Since the release of the Tesla Model S, this electric sedan has become one of the leaders in the EV market. It was first introduced to the public in 2012 and has since set the bar for EVs in Tesla’s own production line as well as competitors in the likes of BMW and now, Porsche.
The Tesla Model S is considered a “supercar killer” since its faceoff with Ferrari 550 in a Street Battle. With the P85D, the EV sedan’s extra motor boosted its power to 691 ponies and 687 lb.-ft. torque thus producing a top speed of 155 mph. It zoomed from 0 to 62 mph in just a matter of 3.2 seconds with a top speed of 155 mph and a quarter-mile time of only 11.8 seconds.
Despite having a 485-horsepower 5.5-liter V12, the Ferrari 550 was only able to get a 0 to 60 mph time of 4.2 seconds – a heart-breaking difference of only 1 second. Tesla has definitely upped the quality of their EVs, no wonder people are clamouring to own one despite being too pricey.
However powerful the Model S may seem, there are some dark clouds in the horizon for Tesla. Joining the EV competition is German automaker Porsche and it looks like it aims to topple Tesla’s reign in the EV arena.
Porsche is currently working on a concept EV called the Mission E. After being introduced to the public at Volkswagen’s Group Night festivities in Frankfurt, the Mission E concept car has stirred the public’s interest. As much as this is still a concept car, the Mission E possesses promise to deliver the best in the EV market aside from the fact that it is aimed to compete with Tesla’s Model S.
In terms of looks, Porsche claims that the Mission E has what it takes to beat Tesla’s Model S, X and 3. The concept car is being developed in Stuttgart, popularly known to be the breeding ground for powerful Porsche cars, a place where quality, refinement and overall reliability are priorities.
The Mission E is designed to have 600 horsepower distributed to all four wheels and should give a crunch time of less than 3.5-seconds in the 0 to 62 mph category. Also, it will feature a 310-mile all-electric range and is gunning for a sub 8-minute lap at the Nurburgring circuit.
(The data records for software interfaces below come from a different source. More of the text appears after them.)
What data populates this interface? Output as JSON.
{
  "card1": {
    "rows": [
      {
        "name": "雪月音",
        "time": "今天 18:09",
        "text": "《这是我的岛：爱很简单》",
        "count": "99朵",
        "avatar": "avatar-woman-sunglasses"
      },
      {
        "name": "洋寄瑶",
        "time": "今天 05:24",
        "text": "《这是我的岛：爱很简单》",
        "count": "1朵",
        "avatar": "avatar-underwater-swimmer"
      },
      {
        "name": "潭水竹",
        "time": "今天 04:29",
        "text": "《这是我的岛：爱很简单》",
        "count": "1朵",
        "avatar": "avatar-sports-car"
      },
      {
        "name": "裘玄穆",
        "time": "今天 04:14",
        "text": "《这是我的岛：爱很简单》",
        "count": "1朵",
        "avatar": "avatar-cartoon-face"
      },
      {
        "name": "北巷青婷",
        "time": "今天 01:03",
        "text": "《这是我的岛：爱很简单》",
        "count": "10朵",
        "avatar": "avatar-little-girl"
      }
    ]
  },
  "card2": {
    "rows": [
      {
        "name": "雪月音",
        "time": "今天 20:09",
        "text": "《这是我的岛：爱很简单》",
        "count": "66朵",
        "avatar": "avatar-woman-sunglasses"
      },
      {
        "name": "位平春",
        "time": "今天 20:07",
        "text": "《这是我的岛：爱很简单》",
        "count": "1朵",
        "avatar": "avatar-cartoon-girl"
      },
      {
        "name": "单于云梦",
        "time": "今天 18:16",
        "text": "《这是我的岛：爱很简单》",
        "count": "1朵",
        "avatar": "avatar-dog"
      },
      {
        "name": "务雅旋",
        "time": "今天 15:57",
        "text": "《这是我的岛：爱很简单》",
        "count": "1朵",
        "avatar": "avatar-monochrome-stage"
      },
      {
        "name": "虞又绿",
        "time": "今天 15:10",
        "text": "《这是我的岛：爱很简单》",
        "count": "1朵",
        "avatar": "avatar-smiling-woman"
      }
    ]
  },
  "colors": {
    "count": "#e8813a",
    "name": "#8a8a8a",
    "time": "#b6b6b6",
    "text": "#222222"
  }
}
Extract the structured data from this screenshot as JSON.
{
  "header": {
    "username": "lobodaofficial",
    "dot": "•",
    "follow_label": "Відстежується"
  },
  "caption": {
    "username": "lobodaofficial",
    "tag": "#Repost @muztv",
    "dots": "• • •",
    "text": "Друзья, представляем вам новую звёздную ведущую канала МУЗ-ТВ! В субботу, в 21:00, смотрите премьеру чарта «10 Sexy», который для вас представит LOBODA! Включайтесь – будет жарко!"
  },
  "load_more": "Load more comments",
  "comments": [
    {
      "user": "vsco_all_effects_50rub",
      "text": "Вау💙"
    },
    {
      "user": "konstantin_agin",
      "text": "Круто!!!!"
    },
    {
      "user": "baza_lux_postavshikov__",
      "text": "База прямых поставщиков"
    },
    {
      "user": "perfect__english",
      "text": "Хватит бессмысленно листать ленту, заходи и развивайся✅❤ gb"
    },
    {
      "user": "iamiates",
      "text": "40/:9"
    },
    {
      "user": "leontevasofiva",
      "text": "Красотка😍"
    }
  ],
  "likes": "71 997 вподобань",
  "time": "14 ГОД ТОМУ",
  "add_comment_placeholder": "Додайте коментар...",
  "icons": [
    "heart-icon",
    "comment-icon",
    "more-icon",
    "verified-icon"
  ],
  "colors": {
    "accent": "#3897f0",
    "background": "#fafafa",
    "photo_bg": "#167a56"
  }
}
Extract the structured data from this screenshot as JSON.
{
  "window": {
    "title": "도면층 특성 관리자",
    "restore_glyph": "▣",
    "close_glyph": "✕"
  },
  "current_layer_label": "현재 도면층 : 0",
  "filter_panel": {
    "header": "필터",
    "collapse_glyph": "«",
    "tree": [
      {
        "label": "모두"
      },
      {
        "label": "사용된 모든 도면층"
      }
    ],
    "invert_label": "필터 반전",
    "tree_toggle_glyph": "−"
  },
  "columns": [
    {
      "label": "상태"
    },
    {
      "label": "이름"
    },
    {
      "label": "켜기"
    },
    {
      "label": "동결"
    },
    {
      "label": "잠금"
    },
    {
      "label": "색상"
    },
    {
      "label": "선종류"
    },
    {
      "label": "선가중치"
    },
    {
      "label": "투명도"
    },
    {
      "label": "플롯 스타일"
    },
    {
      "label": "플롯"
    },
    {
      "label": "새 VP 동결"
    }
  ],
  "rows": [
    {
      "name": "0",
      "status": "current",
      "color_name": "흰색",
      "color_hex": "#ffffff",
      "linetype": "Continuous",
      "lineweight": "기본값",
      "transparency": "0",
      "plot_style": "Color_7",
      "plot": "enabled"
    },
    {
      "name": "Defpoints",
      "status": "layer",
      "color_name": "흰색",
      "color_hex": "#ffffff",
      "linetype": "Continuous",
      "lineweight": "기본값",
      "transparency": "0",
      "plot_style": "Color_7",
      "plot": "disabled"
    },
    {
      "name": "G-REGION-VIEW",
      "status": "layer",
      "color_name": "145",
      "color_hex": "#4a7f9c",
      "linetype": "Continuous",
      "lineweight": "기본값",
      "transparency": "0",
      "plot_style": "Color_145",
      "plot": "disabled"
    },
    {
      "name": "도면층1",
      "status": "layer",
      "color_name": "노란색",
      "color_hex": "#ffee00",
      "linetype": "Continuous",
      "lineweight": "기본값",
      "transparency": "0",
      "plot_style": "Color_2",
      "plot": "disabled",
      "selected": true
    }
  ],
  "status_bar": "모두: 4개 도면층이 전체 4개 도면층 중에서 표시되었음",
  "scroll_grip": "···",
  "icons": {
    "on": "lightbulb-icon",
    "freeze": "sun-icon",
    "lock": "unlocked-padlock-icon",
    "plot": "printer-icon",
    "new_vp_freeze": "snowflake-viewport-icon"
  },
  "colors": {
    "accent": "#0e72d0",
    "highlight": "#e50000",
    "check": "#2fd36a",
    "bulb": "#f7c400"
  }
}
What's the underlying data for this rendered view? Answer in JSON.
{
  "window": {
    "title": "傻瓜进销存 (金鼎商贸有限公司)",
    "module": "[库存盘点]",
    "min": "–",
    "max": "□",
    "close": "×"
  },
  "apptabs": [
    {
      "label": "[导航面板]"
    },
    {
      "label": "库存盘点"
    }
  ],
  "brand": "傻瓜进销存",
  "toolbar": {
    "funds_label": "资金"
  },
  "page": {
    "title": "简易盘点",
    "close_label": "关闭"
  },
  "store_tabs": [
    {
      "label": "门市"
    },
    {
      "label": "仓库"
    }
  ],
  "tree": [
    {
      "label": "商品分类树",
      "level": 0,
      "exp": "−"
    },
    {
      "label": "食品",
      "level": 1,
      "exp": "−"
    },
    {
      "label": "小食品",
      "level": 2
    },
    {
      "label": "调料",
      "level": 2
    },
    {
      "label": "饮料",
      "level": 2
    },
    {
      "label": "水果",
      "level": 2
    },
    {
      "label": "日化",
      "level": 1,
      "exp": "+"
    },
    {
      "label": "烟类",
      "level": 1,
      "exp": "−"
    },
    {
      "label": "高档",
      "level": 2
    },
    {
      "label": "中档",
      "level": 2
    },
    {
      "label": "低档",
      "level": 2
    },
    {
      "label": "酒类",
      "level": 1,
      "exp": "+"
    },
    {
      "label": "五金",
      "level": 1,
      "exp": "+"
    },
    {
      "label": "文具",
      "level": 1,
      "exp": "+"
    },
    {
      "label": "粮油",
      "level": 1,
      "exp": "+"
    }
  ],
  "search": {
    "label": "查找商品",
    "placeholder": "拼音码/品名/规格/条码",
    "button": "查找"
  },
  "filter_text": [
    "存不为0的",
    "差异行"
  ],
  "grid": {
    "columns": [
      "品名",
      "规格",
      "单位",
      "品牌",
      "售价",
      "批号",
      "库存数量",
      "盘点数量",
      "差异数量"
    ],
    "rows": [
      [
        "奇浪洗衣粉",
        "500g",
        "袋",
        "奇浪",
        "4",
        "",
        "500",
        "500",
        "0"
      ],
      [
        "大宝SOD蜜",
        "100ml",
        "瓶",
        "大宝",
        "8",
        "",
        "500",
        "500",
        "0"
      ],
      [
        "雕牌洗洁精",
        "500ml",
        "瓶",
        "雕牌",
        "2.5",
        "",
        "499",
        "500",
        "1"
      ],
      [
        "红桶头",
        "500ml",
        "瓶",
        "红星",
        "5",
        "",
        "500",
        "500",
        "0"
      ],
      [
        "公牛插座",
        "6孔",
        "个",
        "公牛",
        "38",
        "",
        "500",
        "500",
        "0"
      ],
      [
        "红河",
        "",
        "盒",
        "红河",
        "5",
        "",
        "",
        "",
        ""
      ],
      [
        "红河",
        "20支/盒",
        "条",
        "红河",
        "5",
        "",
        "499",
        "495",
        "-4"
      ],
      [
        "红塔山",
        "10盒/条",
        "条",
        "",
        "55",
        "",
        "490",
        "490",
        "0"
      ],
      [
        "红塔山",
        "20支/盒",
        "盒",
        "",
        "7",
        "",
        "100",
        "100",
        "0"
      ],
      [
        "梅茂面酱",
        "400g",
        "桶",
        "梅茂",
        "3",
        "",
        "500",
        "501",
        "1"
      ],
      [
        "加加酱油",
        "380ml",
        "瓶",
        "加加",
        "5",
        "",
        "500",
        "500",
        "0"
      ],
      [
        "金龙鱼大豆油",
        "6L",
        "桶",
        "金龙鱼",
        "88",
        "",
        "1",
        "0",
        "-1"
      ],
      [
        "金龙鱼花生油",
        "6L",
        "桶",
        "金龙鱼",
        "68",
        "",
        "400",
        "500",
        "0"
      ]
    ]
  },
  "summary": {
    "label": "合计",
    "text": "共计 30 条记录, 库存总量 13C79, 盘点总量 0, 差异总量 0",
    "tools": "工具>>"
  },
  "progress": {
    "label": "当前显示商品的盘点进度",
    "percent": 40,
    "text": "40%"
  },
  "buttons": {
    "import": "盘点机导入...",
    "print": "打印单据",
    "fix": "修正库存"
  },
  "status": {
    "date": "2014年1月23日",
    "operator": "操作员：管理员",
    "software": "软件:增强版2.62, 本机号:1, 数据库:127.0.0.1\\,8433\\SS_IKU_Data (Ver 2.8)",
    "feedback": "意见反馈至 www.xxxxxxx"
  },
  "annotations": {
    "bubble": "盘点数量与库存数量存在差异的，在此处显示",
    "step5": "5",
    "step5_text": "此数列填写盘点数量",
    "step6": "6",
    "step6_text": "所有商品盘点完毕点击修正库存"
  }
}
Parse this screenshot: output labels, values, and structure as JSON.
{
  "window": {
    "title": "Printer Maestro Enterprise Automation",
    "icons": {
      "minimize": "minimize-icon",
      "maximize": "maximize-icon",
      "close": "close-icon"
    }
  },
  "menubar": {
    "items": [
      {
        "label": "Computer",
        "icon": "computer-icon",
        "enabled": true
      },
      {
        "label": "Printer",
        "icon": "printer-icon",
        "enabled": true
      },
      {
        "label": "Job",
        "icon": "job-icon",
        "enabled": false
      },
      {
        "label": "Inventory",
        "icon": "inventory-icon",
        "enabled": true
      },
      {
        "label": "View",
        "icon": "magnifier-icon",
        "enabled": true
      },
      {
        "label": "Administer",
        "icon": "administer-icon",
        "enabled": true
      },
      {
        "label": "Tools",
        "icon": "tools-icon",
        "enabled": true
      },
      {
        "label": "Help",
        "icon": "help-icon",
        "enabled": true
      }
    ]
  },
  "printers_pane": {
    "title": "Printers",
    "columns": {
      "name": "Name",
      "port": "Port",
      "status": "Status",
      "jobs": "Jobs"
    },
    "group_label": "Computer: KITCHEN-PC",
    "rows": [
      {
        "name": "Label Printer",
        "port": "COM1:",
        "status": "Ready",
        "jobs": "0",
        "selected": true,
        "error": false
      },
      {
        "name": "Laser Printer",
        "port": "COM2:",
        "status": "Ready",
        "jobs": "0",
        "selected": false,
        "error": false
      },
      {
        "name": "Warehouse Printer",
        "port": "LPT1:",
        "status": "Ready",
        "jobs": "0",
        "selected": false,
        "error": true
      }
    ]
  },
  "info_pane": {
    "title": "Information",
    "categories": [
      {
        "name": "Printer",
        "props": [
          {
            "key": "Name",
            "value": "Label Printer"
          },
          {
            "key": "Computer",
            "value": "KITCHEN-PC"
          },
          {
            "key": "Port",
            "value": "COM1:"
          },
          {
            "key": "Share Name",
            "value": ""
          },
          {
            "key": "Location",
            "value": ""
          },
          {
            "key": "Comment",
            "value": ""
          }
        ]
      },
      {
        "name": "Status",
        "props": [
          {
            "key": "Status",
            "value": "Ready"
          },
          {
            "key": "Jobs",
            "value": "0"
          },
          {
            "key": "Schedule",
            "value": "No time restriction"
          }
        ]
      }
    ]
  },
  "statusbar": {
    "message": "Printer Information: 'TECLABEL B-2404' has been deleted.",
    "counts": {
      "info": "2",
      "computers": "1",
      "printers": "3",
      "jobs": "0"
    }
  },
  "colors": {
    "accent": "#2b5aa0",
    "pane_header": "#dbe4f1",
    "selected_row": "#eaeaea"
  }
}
As much as these features may fall short of Tesla’s Ludicrous Mode (with 762 ponies and a 2.8-second zero-to-sixty sprint), Porsche will hit it right where it would hurt the American automaker the most – its charging socket. The Mission E is designed to endure longer; with its battery only at 80%, it can provide a 250-mile range. Compared to Tesla’s Supercharger which takes 30 minutes to have a 170-mile range, Porsche is developing a conceptual system by using 800 volts instead of the 480-volt Supercharger plug. Mission E will run wild and free without overheating its batteries and power control module, and you wouldn’t have to worry.
We’re just hoping Porsche pushes through with this project. What a spectacle it would be to get these powerful EVs to compete against each other. Until then, we’ll keep tabs on Mission E updates.